It’s simple economics. I just looked up the difference between the cheapest flight on United Airlines, round trip, Denver-Manila-Denver, on November 18th, 2012, returning 21 days later. If I were to book that today it would cost $997.
On the same day I can book a one way fare, Denver to Manila for $607 … same flights.
That means I can save $390USD by buying a one way ticket. My option?
- I can roll the dice and see if I can get on the flight without onward travel, risking a thousand bucks if anything goes wrong.
- I can pay $390 extra for a round trip portion of the ticket I will likely never use.
- Or I can “invest’ about $50 USD in an “insurance” ticket on Cebu Pacific, throw it away after I no longer need it. (I will never need it again once you get to the Philippines and get in through Immigration the first time, you DO NOT need a ticket to extend your visa, over and over again), and put a sure ~$340 USD in my pocket.
That’s Not Insane in my Book, It’s Smart … or as we say in Scotland, Canny
So pay your money and take your choice. But ‘show’ tickets can be very cheap insurance, trust me on that.
This is something I find continuously when I counsel folks on travel to, living in and Philippine retirement.
For some reason many folks seem to jump at the first, cheapest sounding option without figuring the true cost of all their options.

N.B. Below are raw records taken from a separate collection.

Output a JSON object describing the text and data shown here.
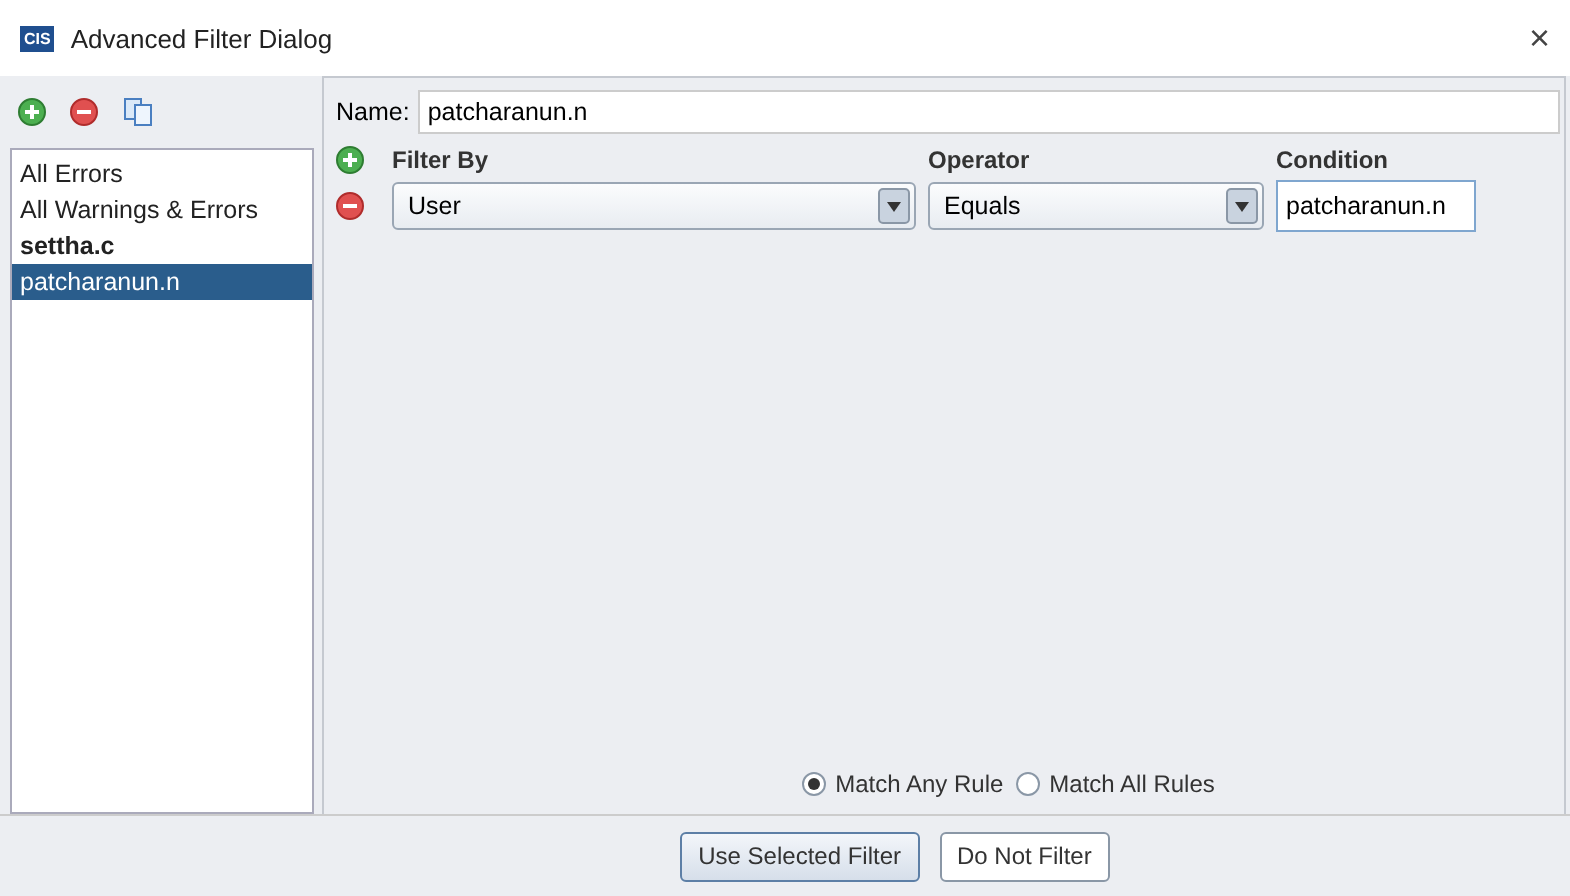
{
  "window": {
    "logo_text": "CIS",
    "title": "Advanced Filter Dialog",
    "close": "×"
  },
  "filters": [
    {
      "label": "All Errors",
      "bold": false,
      "selected": false
    },
    {
      "label": "All Warnings & Errors",
      "bold": false,
      "selected": false
    },
    {
      "label": "settha.c",
      "bold": true,
      "selected": false
    },
    {
      "label": "patcharanun.n",
      "bold": false,
      "selected": true
    }
  ],
  "name_field": {
    "label": "Name:",
    "value": "patcharanun.n"
  },
  "rules": {
    "columns": [
      "Filter By",
      "Operator",
      "Condition"
    ],
    "rows": [
      {
        "filter_by": "User",
        "operator": "Equals",
        "condition": "patcharanun.n"
      }
    ]
  },
  "match": [
    {
      "label": "Match Any Rule",
      "selected": true
    },
    {
      "label": "Match All Rules",
      "selected": false
    }
  ],
  "buttons": [
    {
      "label": "Use Selected Filter",
      "default": true
    },
    {
      "label": "Do Not Filter",
      "default": false
    }
  ]
}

Spending $50 to save $340 bucks is a no-brainer, unless you refuse to use your brain to start out with.